With more than six million European Union citizens living in the United Kingdom, providing diaspora support, cultural resources, educational programmes – including a European Parliament Ambassadors School programme – and access to voting in European Parliament elections could itself fill the activities of the London Liaison Office.
“We are part of the relations with the host country, but we are not part of the European Union External Action Service [EEAS, the EU’s diplomatic service], and we are not under the authority and the hierarchy of the Delegation. And [in that way] Washington is very much a model for us here,” Oberhauser explains.
“However, the mission statement and the remit are very different from Washington,” Oberhauser adds. “Whereas Washington is more focused on liaison with Congress, our focus and mission statement is the Parliamentary liaison and supporting that between the [European] Parliament and the Houses of Parliament here, Common and Lords, but also the Parliaments of the devolved nations.”
While some of the details are yet to be finalised, the impact on staff is already being felt. Because British citizens cannot be diplomats of a foreign entity in their own country, the Delegation has requested that UK nationals serving as officials of the European Parliament be transferred to other posts. (The requirement does not apply to locally hired support staff.)
In anticipation of complying with the request, all colleagues who were UK nationals or UK dual nationals were transferred by 1 April either back to Brussels or other EU posts, and have been replaced by colleagues from Washington, Paris and Brussels. Currently, the office has eight full-time permanent officials, with the possibility of adding more as part of an envoy scheme similar to the Washington office.
The London office retains its distinction as the first, and only, to have transitioned from working in tandem with a Commission Representation to working alongside an EU Delegation.
“We still have staff here that were here long before Brexit but in order to comply with being in a third country and the Vienna convention, and also what the EEAS requires, we have prepared our internal compliance with that,” Oberhauser says.
There is another, less explicit reason for maintaining a London office – with the issue of Brexit still being hotly contested, and a roadmap set for a second Scottish referendum, the European Union seems to be keeping its doors open for some or all of the UK to return to the fold.
However, advocating for a British return to the EU isn’t part of the remit of the Liaison Office currently, at least not officially.

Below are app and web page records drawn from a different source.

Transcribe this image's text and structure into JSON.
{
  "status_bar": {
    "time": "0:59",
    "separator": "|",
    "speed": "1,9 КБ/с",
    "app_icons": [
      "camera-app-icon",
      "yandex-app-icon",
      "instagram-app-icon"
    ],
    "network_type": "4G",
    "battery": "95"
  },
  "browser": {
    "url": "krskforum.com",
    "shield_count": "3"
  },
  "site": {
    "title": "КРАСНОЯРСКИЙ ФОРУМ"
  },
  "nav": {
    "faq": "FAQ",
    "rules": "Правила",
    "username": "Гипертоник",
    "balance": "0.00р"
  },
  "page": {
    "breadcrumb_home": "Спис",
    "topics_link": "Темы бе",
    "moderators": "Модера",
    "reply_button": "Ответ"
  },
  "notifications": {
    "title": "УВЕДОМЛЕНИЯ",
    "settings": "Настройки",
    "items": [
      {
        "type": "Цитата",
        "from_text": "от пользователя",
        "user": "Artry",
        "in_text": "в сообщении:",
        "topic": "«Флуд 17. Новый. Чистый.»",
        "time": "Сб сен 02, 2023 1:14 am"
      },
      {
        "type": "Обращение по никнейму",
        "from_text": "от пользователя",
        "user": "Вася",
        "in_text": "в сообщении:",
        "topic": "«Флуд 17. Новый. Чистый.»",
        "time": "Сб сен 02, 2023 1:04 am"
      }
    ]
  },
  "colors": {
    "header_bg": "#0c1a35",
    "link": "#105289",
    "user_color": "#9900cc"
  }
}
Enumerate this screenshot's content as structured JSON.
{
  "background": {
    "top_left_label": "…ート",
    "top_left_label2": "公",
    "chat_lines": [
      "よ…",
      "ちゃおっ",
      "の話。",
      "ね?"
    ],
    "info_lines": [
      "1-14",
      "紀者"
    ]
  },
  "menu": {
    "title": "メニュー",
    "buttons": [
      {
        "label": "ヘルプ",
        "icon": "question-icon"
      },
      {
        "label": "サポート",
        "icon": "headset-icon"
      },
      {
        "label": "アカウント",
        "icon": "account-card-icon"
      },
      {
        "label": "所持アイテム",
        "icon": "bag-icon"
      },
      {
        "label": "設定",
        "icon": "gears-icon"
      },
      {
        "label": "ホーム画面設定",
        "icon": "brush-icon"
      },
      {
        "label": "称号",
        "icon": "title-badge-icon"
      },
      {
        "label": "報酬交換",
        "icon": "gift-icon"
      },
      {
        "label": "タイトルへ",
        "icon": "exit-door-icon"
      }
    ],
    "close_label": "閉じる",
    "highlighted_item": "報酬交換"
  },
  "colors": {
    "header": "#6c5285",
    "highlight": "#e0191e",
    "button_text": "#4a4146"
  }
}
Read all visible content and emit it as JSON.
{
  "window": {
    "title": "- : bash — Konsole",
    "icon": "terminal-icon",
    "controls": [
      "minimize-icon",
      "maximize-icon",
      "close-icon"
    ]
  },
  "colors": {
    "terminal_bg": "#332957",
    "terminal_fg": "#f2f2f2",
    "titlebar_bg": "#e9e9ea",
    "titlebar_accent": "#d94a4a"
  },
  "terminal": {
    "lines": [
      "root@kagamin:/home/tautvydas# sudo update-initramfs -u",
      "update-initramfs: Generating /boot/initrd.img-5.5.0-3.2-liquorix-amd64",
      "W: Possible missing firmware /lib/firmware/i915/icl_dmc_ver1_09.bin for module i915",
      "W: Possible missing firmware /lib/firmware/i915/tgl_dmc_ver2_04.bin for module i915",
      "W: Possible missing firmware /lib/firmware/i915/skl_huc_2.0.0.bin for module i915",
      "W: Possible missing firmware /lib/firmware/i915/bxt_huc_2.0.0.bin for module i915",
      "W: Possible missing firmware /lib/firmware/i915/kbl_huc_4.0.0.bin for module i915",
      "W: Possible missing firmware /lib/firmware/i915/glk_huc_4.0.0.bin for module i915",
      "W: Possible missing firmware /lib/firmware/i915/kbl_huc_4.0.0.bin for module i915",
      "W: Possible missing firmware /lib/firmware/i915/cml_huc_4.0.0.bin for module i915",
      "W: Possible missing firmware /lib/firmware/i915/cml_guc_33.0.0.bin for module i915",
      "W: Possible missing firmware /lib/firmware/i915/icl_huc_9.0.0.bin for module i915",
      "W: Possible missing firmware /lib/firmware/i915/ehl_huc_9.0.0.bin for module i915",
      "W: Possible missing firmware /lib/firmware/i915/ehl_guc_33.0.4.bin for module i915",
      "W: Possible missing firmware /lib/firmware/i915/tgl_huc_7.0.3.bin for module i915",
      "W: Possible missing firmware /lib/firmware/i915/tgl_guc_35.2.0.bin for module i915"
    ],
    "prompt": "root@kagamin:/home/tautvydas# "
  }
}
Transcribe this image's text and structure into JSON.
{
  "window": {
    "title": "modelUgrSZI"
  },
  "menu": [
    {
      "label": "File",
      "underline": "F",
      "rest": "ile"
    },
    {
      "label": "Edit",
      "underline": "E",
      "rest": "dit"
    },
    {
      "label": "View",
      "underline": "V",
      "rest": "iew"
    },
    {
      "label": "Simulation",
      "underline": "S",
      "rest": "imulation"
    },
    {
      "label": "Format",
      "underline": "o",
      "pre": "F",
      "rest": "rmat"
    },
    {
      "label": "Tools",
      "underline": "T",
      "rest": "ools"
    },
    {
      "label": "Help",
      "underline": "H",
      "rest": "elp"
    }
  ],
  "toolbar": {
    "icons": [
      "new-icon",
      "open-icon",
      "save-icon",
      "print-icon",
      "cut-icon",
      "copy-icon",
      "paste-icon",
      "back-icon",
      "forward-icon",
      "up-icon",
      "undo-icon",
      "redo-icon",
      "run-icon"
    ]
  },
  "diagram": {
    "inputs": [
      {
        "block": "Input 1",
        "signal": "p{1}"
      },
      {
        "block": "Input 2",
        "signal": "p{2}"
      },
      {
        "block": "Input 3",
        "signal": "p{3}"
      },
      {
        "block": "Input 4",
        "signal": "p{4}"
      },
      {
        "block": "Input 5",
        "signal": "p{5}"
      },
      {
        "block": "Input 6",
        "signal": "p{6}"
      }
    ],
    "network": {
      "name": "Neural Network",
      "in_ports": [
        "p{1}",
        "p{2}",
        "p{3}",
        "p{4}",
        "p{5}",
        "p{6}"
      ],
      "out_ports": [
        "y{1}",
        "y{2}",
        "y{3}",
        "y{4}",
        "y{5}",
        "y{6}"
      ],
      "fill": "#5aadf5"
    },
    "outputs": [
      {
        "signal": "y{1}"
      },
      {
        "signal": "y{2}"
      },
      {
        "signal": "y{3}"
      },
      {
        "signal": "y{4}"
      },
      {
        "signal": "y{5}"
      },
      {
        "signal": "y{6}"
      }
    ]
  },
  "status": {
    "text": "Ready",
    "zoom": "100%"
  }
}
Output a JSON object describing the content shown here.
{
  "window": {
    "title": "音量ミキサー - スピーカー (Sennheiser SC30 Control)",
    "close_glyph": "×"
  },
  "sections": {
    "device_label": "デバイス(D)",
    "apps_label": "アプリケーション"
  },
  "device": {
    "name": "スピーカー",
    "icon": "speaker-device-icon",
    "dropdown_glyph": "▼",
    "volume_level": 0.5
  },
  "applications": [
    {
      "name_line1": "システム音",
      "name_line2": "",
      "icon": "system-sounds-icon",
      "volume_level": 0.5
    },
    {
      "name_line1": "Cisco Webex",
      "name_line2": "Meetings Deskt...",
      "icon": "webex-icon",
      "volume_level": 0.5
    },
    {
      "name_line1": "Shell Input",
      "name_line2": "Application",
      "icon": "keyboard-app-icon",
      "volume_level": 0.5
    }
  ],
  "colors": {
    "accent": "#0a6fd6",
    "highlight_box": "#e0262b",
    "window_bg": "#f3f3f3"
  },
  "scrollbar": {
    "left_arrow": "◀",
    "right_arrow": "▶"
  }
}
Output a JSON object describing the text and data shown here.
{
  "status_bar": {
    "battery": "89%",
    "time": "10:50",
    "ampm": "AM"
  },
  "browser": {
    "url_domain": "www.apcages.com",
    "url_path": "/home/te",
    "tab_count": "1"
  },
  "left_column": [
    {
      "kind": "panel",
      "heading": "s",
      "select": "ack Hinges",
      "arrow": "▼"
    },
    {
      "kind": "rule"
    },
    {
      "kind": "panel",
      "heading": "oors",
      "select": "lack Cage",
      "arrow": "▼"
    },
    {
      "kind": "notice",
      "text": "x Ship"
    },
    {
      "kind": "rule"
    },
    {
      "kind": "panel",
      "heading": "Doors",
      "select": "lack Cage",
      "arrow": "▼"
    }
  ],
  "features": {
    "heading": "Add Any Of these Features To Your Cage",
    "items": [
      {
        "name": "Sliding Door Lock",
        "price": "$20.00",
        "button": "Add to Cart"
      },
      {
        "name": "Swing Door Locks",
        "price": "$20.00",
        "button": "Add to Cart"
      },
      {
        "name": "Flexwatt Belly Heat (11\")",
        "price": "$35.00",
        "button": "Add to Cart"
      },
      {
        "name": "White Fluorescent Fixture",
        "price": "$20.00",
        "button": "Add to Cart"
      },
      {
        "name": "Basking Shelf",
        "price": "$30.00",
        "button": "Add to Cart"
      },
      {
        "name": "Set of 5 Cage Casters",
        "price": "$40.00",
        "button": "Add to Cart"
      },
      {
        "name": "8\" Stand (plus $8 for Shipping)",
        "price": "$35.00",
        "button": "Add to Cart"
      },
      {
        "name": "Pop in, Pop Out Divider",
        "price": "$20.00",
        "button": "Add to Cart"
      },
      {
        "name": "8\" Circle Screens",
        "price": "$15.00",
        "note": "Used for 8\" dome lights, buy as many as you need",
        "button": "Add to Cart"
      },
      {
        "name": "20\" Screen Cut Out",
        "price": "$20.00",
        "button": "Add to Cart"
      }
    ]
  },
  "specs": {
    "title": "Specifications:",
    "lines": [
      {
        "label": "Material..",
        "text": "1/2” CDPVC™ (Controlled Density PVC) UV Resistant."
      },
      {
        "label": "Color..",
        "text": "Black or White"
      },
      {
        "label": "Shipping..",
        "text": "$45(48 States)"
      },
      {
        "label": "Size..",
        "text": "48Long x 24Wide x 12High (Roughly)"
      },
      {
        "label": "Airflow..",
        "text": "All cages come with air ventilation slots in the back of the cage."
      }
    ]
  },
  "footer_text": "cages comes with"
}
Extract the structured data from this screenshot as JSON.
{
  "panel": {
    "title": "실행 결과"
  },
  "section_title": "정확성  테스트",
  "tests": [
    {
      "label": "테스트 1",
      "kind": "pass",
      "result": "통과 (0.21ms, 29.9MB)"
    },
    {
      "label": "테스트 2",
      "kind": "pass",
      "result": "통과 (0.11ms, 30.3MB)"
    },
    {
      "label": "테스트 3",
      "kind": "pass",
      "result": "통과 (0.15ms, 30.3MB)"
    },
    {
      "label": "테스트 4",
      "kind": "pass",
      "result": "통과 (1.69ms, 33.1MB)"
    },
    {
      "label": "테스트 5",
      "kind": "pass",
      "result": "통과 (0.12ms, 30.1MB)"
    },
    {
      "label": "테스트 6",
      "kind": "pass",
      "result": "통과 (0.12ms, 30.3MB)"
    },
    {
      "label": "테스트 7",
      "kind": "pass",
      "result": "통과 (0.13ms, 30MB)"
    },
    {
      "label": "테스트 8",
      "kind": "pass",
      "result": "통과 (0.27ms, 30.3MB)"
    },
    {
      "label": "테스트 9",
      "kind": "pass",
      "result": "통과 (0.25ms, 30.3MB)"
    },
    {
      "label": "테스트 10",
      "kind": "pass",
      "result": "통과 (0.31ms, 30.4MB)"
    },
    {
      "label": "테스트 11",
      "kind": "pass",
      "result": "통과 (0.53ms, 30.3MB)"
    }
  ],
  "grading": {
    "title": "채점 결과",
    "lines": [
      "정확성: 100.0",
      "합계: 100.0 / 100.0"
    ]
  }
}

“The focus that we have with young people and education is clearly because we don’t want to have further alienation,” Oberhauser says. “It could lead at some stage to something else but that’s not the immediate objective, and personally, I think it will be quite some time before we see anything like that.”